When Michael Mann and the IPCC coordinated efforts to make the Medieval Warm Period disappear from the paleoclimate record in the early 2000s, they employed the visually slick and effective tactic of adding red to the “dangerous” warming trend, and blue to the “safe” cooling trend. The original Mann et al. (1998, 1999) graph that claimed to reconstruct surface temperatures for the entire Northern Hemisphere (by extrapolating from a few select trees located in North America) was published without color. The graph’s red “hockey stick” blade effectively allowed readers to see for themselves just how “dangerous” modern warming really is.
The IPCC has since abandoned Michael Mann’s (Mann et al., 1998, 1999) artwork depicting late-1990s Northern Hemisphere surface temperatures as +0.9°C warmer than they were during Medieval times. (For example, the 2013 IPCC report even acknowledges that many NH regions were as warm or warmer than present during the “Medieval Climate Anomaly”.)
Removing the Mann “hockey stick” graph from the paleoclimate record has come at a cost, though. In many of the graphs of the Middle and Late Holocene constructed since then (with some exceptions), it has become much more difficult to distinguish between warming that is “safe” (for example, warming that will not endanger the lives of polar bears) and warming that is “dangerous” (for example, warming that will endanger the lives of polar bears).
The difficulty distinguishing between “safe” and “dangerous” warming arises because, unlike Mann’s “hockey stick” graph, many recent millennial-scale reconstructions just don’t show enough of a difference between the past climate and the present one to know which is which. In fact, many reconstructions depict the 20th/21st centuries as not any warmer — and in some cases, cooler — than temperatures from a few hundred to a few thousand years ago. This makes the detection of “dangerous” warming even more problematic.
Although it helps to add the color red to aid in deciphering which warming trend is “dangerous” and which is “safe”, sometimes even the additional coloration isn’t enough to tell a difference.
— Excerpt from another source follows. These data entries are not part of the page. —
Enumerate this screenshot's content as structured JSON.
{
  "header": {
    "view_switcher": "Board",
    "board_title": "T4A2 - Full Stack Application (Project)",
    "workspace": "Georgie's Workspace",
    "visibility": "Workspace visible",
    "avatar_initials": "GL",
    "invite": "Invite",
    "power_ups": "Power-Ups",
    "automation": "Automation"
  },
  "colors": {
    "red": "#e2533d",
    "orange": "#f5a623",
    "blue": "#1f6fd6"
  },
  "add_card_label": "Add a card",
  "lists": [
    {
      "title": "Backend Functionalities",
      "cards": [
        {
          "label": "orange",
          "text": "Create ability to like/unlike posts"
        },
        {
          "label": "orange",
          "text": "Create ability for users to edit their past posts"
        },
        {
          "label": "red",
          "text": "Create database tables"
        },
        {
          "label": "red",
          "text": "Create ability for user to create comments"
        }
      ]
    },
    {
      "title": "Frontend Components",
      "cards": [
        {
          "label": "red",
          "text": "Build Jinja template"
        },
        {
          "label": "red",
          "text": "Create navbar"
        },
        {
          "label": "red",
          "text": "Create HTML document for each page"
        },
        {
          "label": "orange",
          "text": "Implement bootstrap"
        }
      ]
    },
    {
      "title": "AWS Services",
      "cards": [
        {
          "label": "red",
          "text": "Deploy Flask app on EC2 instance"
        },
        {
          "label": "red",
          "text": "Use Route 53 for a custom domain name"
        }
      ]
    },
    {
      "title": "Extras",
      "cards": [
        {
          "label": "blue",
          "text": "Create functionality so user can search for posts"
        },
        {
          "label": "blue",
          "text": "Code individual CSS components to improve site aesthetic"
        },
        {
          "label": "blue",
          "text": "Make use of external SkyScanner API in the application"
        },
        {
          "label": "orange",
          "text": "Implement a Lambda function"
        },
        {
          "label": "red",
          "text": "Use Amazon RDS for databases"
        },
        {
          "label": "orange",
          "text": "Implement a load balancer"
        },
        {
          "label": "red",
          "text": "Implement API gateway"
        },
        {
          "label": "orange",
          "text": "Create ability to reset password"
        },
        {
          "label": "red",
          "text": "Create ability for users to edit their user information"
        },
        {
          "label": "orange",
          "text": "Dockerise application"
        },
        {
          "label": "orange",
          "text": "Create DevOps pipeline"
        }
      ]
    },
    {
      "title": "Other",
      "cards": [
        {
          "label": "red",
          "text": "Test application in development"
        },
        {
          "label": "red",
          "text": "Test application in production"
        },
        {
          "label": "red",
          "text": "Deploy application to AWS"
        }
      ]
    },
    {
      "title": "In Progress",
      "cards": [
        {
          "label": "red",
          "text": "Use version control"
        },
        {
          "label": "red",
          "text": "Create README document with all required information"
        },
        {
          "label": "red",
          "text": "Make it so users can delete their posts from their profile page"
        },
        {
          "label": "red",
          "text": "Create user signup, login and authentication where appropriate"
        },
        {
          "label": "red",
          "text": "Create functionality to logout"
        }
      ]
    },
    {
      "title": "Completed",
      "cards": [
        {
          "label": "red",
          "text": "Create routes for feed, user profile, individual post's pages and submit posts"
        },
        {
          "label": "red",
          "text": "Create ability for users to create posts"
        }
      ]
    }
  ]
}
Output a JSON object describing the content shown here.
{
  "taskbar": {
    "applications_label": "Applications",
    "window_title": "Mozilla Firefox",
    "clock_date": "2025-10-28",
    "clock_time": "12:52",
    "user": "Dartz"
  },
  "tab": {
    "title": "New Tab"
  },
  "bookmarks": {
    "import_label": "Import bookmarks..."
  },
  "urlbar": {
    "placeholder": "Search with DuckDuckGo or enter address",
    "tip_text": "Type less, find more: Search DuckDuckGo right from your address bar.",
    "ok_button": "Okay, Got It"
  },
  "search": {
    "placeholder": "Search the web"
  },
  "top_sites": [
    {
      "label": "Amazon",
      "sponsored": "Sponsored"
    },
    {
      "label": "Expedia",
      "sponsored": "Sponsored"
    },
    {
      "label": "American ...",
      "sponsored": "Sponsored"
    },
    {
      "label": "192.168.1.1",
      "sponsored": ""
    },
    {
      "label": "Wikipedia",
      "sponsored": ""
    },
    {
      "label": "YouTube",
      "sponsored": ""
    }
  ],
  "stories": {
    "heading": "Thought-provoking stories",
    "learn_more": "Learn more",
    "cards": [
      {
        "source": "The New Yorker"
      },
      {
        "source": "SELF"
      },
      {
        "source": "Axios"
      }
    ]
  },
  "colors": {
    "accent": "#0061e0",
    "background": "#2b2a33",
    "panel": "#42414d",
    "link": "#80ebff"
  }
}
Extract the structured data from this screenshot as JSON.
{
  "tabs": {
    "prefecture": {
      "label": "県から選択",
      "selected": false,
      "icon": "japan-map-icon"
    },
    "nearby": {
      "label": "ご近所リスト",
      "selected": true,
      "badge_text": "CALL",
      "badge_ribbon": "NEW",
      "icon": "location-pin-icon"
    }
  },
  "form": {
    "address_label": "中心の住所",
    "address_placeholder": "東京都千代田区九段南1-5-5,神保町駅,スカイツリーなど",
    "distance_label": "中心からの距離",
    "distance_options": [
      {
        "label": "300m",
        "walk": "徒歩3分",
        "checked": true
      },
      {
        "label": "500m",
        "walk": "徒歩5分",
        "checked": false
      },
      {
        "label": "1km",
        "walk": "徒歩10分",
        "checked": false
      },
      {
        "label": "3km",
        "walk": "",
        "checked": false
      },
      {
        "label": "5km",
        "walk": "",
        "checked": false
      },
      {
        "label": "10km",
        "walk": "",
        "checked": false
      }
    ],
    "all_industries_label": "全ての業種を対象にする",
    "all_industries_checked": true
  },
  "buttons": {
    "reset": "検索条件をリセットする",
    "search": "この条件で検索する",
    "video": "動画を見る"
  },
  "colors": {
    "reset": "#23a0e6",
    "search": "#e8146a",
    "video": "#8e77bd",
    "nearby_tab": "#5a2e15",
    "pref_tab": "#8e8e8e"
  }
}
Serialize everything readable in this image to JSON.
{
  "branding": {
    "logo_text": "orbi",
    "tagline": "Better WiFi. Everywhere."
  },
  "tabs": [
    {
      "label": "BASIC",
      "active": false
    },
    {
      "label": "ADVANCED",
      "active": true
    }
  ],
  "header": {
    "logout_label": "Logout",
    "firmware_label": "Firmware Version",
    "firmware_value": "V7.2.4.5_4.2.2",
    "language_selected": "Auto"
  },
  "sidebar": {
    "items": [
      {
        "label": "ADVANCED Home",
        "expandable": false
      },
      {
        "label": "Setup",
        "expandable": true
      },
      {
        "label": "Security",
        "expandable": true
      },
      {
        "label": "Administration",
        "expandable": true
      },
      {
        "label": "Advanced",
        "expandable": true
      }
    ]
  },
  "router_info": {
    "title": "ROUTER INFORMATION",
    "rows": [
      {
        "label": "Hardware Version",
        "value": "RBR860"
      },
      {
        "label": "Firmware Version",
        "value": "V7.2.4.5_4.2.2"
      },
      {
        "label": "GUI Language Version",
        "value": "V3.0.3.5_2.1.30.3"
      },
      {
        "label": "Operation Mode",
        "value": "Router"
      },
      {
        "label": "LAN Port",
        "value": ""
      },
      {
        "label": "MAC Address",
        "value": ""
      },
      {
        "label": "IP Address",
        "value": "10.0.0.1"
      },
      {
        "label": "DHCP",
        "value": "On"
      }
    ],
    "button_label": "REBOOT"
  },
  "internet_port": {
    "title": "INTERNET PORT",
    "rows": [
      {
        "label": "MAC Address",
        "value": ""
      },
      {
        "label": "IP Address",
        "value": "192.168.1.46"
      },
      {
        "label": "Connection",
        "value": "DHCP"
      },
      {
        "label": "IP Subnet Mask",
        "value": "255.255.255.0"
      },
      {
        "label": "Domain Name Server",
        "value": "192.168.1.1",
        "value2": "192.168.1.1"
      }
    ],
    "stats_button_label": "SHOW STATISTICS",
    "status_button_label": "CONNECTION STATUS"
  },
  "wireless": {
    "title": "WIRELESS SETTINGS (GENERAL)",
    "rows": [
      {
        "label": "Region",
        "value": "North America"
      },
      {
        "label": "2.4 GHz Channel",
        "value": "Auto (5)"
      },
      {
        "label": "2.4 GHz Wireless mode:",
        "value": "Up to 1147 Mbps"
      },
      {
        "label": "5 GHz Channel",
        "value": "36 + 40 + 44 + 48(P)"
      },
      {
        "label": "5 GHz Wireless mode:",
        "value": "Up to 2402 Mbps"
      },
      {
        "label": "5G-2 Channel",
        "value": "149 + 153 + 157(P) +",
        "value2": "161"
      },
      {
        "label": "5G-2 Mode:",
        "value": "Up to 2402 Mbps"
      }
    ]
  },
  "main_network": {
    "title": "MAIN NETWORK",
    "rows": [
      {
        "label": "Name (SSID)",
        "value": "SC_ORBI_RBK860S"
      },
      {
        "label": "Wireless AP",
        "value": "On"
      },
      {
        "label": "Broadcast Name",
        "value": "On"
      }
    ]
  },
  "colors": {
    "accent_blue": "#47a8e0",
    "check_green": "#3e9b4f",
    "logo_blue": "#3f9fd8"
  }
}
For example, consider Esper et al. (2012) . In the main graph from the paper (a), the authors redden the 20th/21st centuries to aid in identifying the warming that is “dangerous” versus that which is blue and thus “safe”. However, the long-term trend is one of cooling, not warming, and the secondary graph (b) even shows that Northern Europe has been cooling overall since the 1940s or so. This can become confusing for the reader concerned about detecting “dangerous” warming.
So . . . as a service to those who may not be able to find the “dangerous” warming in modern scientific publications, below is a helpful guide with easy-to-understand pointing devices (arrows), labeling (“Safe” versus “Dangerous Warming”), and red coloration embedded into the paper’s graphs. The consistently-used bright red hue on the arrow tracking the graph’s “Dangerous Warming” allows readers to locate the “Dangerous Warming” right away — without needing to scan the entire graph. With practice and repetition using these 20+peer-reviewed scientific papers, the average reader will ultimately become adept at distinguishing between the “dangerous” warming that kills polar bears and the “safe” warming that doesn’t kill polar bears.